On a Full Buck moon in July we decided to take a moonlight walk around Devil’s Tower National Monument in Wyoming. In Michigan, where we are from we take many moonlight walks and don’t need to worry about anything. Not so in Wyoming!
While approaching the mile path that meanders around the tower, we quickly heard a frightening rattle sound, in the darkness. Yanking Jameson backward by the arm, we turned a flashlight on and pointed it to the paved trail before us. There in the middle of the path was an adult rattlesnake soaking up the remaining heat left behind by the sun. Jameson almost stepped directly onto it. Moments later, we watched a mom with five little girls wearing shorts and flip-flops running towards the exact spot where the snake was still expressing his displeasure of our midnight jaunt.

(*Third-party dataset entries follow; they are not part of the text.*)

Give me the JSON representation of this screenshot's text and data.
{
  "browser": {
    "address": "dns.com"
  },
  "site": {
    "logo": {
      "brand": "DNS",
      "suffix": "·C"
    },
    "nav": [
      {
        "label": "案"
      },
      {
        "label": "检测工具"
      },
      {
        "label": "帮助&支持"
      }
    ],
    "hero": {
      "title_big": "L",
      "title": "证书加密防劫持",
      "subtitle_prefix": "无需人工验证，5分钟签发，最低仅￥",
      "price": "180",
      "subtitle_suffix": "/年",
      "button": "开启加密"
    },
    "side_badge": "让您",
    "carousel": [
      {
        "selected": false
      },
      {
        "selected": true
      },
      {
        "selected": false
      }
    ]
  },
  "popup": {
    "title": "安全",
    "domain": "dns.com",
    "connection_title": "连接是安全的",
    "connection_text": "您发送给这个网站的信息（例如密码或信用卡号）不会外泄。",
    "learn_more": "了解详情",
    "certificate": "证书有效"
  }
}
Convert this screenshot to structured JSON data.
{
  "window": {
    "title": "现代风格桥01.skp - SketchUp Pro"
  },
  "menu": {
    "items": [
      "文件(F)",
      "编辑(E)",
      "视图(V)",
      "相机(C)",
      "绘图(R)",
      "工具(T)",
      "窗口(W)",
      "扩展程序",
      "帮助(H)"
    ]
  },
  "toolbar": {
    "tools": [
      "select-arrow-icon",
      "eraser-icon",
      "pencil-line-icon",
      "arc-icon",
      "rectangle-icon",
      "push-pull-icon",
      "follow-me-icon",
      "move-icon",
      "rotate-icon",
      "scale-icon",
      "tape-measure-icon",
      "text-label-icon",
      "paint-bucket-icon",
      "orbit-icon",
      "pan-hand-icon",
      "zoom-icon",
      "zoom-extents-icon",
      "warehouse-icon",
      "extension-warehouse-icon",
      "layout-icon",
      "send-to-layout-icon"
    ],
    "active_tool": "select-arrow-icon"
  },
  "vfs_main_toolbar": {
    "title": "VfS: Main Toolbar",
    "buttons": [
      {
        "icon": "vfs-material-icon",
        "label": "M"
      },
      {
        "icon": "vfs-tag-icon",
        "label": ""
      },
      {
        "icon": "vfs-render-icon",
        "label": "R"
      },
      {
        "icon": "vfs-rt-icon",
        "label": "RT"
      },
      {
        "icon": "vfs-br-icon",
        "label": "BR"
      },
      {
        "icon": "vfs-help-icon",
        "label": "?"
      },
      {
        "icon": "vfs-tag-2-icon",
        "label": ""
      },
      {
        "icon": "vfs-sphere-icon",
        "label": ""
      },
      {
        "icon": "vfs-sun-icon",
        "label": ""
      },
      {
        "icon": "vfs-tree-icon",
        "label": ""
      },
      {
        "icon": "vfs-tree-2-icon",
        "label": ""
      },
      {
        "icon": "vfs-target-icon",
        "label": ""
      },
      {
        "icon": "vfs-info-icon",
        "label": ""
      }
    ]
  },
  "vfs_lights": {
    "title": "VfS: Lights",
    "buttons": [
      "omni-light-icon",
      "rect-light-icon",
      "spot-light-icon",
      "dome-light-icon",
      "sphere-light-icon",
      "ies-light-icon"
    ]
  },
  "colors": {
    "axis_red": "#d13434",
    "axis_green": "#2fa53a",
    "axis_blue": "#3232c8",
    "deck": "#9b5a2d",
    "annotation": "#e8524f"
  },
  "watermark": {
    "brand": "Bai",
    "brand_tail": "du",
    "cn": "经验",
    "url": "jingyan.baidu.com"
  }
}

It was certainly
The next morning at the Visitor’s Center, we reported the snake incident to a park ranger. He informed us that the local college had come that spring and done a snake survey. They had counted 26 rattlesnakes in that vicinity. The week prior, a young teen girl had been bitten. She had been airlifted to the local hospital and recovered completely.
We were truly relieved that we were there for the little girls and their mother!
Traveling with YFU
On a Sunday afternoon, we received a phone call from a gal representing a foreign exchange program called Youth for Understanding, YFU. She explained to us about the program and that she had gotten our name from another parishioner from our church. We were recommended as a perfect family for a student from Japan, who had indicated on his application that he loved American national parks. The YFU representative thought we would be an excellent fit.
We told her that we were homeschoolers, that we were weird, and you wouldn’t want us!
She quickly remarked that she loved homeschoolers.
Our reply was that we travel a lot. If she could make the public school system work with us, would we work with
That year we took Taiga from Japan and Hannah from Germany for 10 months. They visited 30 states, 73 national park sites, earning Junior Ranger badges at each, saw the total solar eclipse, volunteered 170 hours at the River Raisin National Battlefield Park and graduated from the public school. They are proof that any family, with an itinerary, can accomplish a lot in a short time.
These kids are now family members. Our world has become incredibly small. We look forward to our two new exchange kids coming to
Once to the parks is NEVER enough!
Travel Advice for #Parkchasing from the Parkbound Maitlands
We never started out intending to break three world records. We just fell in love with sharing, caring, and learning about this fascinating nation through the National Park System while spending quality time with the kids. What a great country we live in!
Our advice: Determine how much time you have off for traveling. We recommend starting in your own backyard. Every state has a national park site or sites. Plan on spending at least a half-day or a full day exploring the park you are visiting. 90% of all the parks can be reached by a vehicle. You just have to get in the car and drive.
What resources do you use to help plan trips?
We go online and Google the park to see if they have a Junior Ranger program and what the park is truly about. We figure out the mileage between each park and how long it takes to get there
There are many great books that list the National Park sites including Fodor’s and National Geographic. We pay attention to what the weather will be and pack accordingly. We’ve learned: There is no bad weather, just bad clothing!!
Once you have figured how to manage the parks closest to you, it becomes incredibly easy to read your maps, plan your days, and create memorable family adventures!
Now, find your parks and start exploring!